#### Work required
Output a character-exact copy of the data, images removed.

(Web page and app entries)
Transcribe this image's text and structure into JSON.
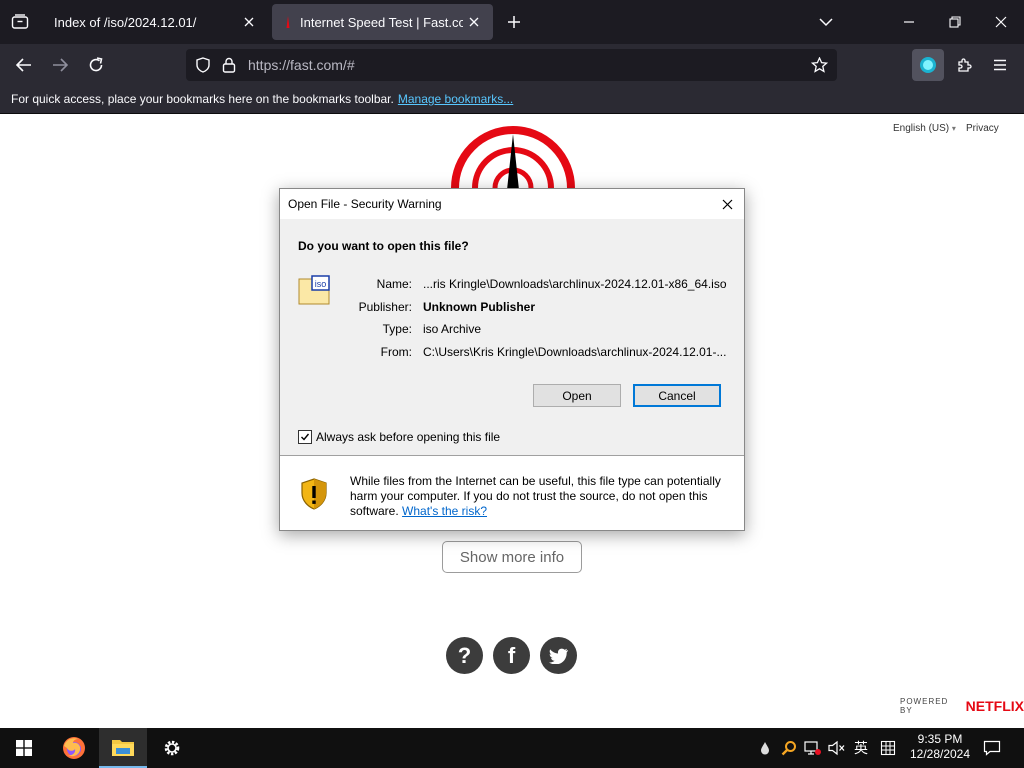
{
  "browser": {
    "tabs": [
      {
        "label": "Index of /iso/2024.12.01/",
        "active": false
      },
      {
        "label": "Internet Speed Test | Fast.com",
        "active": true
      }
    ],
    "url": "https://fast.com/#",
    "bookmarks_message": "For quick access, place your bookmarks here on the bookmarks toolbar.",
    "bookmarks_link": "Manage bookmarks...",
    "colors": {
      "chrome_dark": "#1c1b22",
      "chrome": "#2b2a33",
      "active_tab": "#42414d",
      "link": "#58c7ff"
    }
  },
  "page": {
    "language": "English (US)",
    "privacy": "Privacy",
    "show_more": "Show more info",
    "powered_by": "POWERED BY",
    "brand": "NETFLIX",
    "social": [
      "help-icon",
      "facebook-icon",
      "twitter-icon"
    ],
    "colors": {
      "gauge_red": "#e50914",
      "social_bg": "#3c3c3c"
    }
  },
  "dialog": {
    "title": "Open File - Security Warning",
    "question": "Do you want to open this file?",
    "file_icon_label": "iso",
    "fields": [
      {
        "label": "Name:",
        "value": "...ris Kringle\\Downloads\\archlinux-2024.12.01-x86_64.iso"
      },
      {
        "label": "Publisher:",
        "value": "Unknown Publisher"
      },
      {
        "label": "Type:",
        "value": "iso Archive"
      },
      {
        "label": "From:",
        "value": "C:\\Users\\Kris Kringle\\Downloads\\archlinux-2024.12.01-..."
      }
    ],
    "open_button": "Open",
    "cancel_button": "Cancel",
    "checkbox_label": "Always ask before opening this file",
    "checkbox_checked": true,
    "warning_text": "While files from the Internet can be useful, this file type can potentially harm your computer. If you do not trust the source, do not open this software.",
    "risk_link": "What's the risk?"
  },
  "taskbar": {
    "apps": [
      "firefox-icon",
      "file-explorer-icon",
      "settings-icon"
    ],
    "tray": [
      "teardrop-icon",
      "search-tool-icon",
      "network-icon",
      "volume-muted-icon"
    ],
    "ime": "英",
    "time": "9:35 PM",
    "date": "12/28/2024"
  }
}
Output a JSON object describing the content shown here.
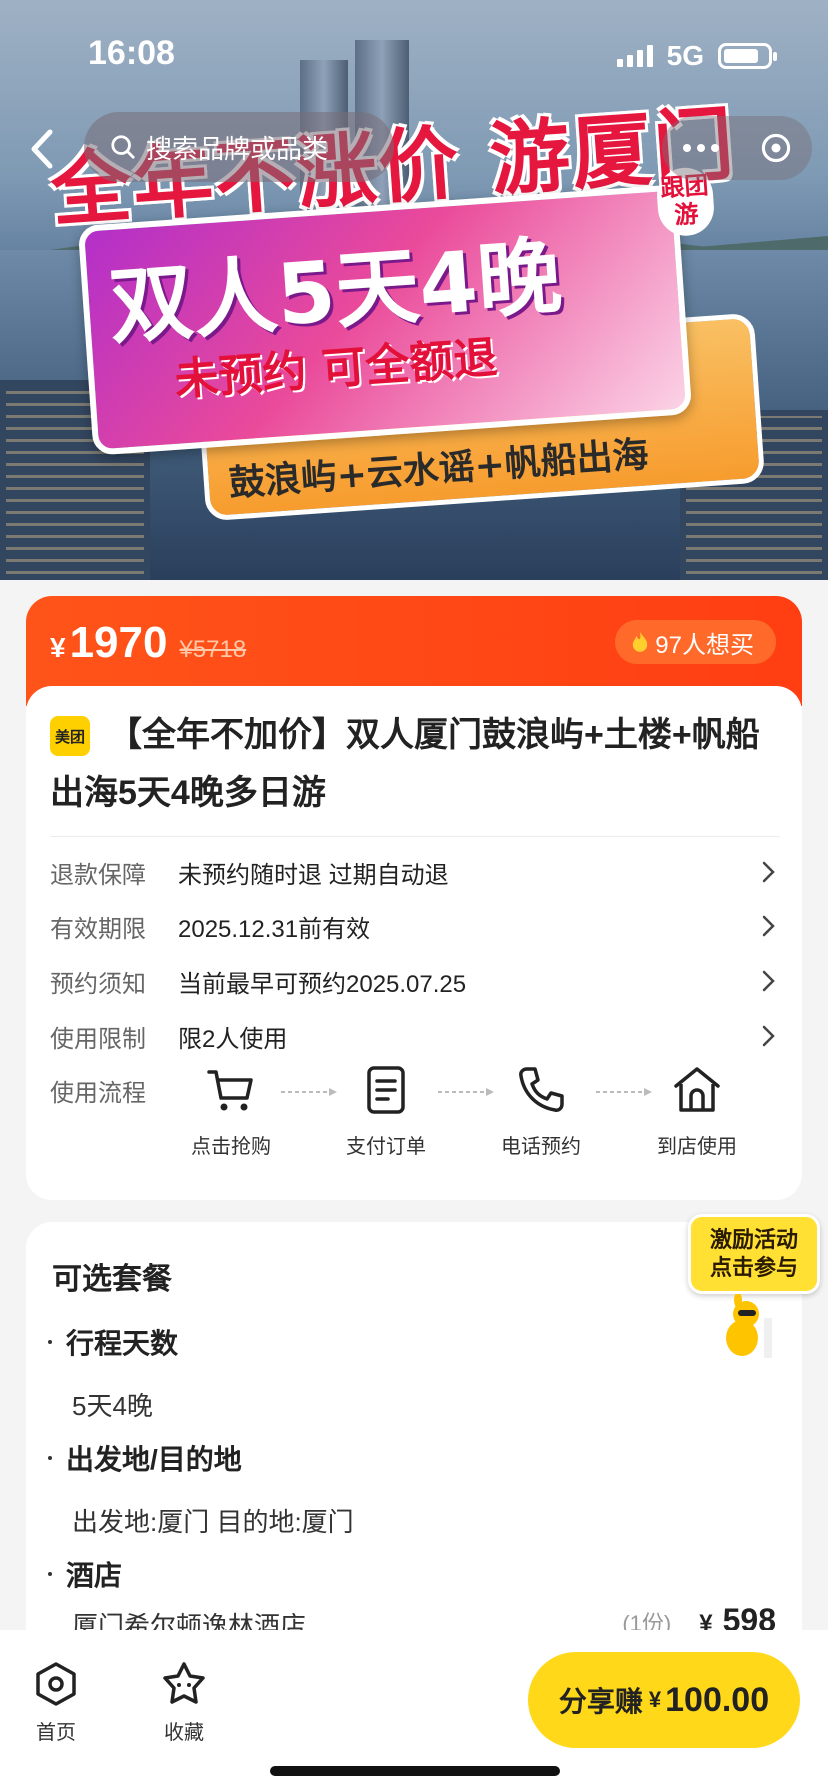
{
  "status": {
    "time": "16:08",
    "network": "5G"
  },
  "search": {
    "placeholder": "搜索品牌或品类"
  },
  "banner": {
    "headline": "全年不涨价 游厦门",
    "main": "双人5天4晚",
    "tag": "跟团游",
    "sub": "未预约 可全额退",
    "route": "鼓浪屿+云水谣+帆船出海"
  },
  "price": {
    "currency": "¥",
    "current": "1970",
    "original": "¥5718",
    "want": "97人想买"
  },
  "product": {
    "brand": "美团",
    "title": "【全年不加价】双人厦门鼓浪屿+土楼+帆船出海5天4晚多日游"
  },
  "info": [
    {
      "key": "退款保障",
      "value": "未预约随时退 过期自动退"
    },
    {
      "key": "有效期限",
      "value": "2025.12.31前有效"
    },
    {
      "key": "预约须知",
      "value": "当前最早可预约2025.07.25"
    },
    {
      "key": "使用限制",
      "value": "限2人使用"
    }
  ],
  "flow": {
    "label": "使用流程",
    "steps": [
      "点击抢购",
      "支付订单",
      "电话预约",
      "到店使用"
    ]
  },
  "options": {
    "title": "可选套餐",
    "sections": [
      {
        "heading": "行程天数",
        "value": "5天4晚"
      },
      {
        "heading": "出发地/目的地",
        "value": "出发地:厦门 目的地:厦门"
      },
      {
        "heading": "酒店",
        "value": "厦门希尔顿逸林酒店"
      }
    ],
    "hotel_count": "(1份)",
    "hotel_currency": "¥",
    "hotel_price": "598"
  },
  "promo": {
    "line1": "激励活动",
    "line2": "点击参与"
  },
  "bottom": {
    "home": "首页",
    "favorite": "收藏",
    "share_label": "分享赚",
    "share_currency": "¥",
    "share_amount": "100.00"
  },
  "colors": {
    "accent": "#ff4a14",
    "share": "#ffd81a",
    "brand": "#ffd000"
  }
}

#### Reply to the task
Transcribe this image's text and structure into JSON.
{
  "browser": {
    "tabs": [
      {
        "label": "Index of /iso/2024.12.01/",
        "active": false
      },
      {
        "label": "Internet Speed Test | Fast.com",
        "active": true
      }
    ],
    "url": "https://fast.com/#",
    "bookmarks_message": "For quick access, place your bookmarks here on the bookmarks toolbar.",
    "bookmarks_link": "Manage bookmarks...",
    "colors": {
      "chrome_dark": "#1c1b22",
      "chrome": "#2b2a33",
      "active_tab": "#42414d",
      "link": "#58c7ff"
    }
  },
  "page": {
    "language": "English (US)",
    "privacy": "Privacy",
    "show_more": "Show more info",
    "powered_by": "POWERED BY",
    "brand": "NETFLIX",
    "social": [
      "help-icon",
      "facebook-icon",
      "twitter-icon"
    ],
    "colors": {
      "gauge_red": "#e50914",
      "social_bg": "#3c3c3c"
    }
  },
  "dialog": {
    "title": "Open File - Security Warning",
    "question": "Do you want to open this file?",
    "file_icon_label": "iso",
    "fields": [
      {
        "label": "Name:",
        "value": "...ris Kringle\\Downloads\\archlinux-2024.12.01-x86_64.iso"
      },
      {
        "label": "Publisher:",
        "value": "Unknown Publisher"
      },
      {
        "label": "Type:",
        "value": "iso Archive"
      },
      {
        "label": "From:",
        "value": "C:\\Users\\Kris Kringle\\Downloads\\archlinux-2024.12.01-..."
      }
    ],
    "open_button": "Open",
    "cancel_button": "Cancel",
    "checkbox_label": "Always ask before opening this file",
    "checkbox_checked": true,
    "warning_text": "While files from the Internet can be useful, this file type can potentially harm your computer. If you do not trust the source, do not open this software.",
    "risk_link": "What's the risk?"
  },
  "taskbar": {
    "apps": [
      "firefox-icon",
      "file-explorer-icon",
      "settings-icon"
    ],
    "tray": [
      "teardrop-icon",
      "search-tool-icon",
      "network-icon",
      "volume-muted-icon"
    ],
    "ime": "英",
    "time": "9:35 PM",
    "date": "12/28/2024"
  }
}
Output a JSON object describing the content shown here.
{
  "status": {
    "time": "16:08",
    "network": "5G"
  },
  "search": {
    "placeholder": "搜索品牌或品类"
  },
  "banner": {
    "headline": "全年不涨价 游厦门",
    "main": "双人5天4晚",
    "tag": "跟团游",
    "sub": "未预约 可全额退",
    "route": "鼓浪屿+云水谣+帆船出海"
  },
  "price": {
    "currency": "¥",
    "current": "1970",
    "original": "¥5718",
    "want": "97人想买"
  },
  "product": {
    "brand": "美团",
    "title": "【全年不加价】双人厦门鼓浪屿+土楼+帆船出海5天4晚多日游"
  },
  "info": [
    {
      "key": "退款保障",
      "value": "未预约随时退 过期自动退"
    },
    {
      "key": "有效期限",
      "value": "2025.12.31前有效"
    },
    {
      "key": "预约须知",
      "value": "当前最早可预约2025.07.25"
    },
    {
      "key": "使用限制",
      "value": "限2人使用"
    }
  ],
  "flow": {
    "label": "使用流程",
    "steps": [
      "点击抢购",
      "支付订单",
      "电话预约",
      "到店使用"
    ]
  },
  "options": {
    "title": "可选套餐",
    "sections": [
      {
        "heading": "行程天数",
        "value": "5天4晚"
      },
      {
        "heading": "出发地/目的地",
        "value": "出发地:厦门 目的地:厦门"
      },
      {
        "heading": "酒店",
        "value": "厦门希尔顿逸林酒店"
      }
    ],
    "hotel_count": "(1份)",
    "hotel_currency": "¥",
    "hotel_price": "598"
  },
  "promo": {
    "line1": "激励活动",
    "line2": "点击参与"
  },
  "bottom": {
    "home": "首页",
    "favorite": "收藏",
    "share_label": "分享赚",
    "share_currency": "¥",
    "share_amount": "100.00"
  },
  "colors": {
    "accent": "#ff4a14",
    "share": "#ffd81a",
    "brand": "#ffd000"
  }
}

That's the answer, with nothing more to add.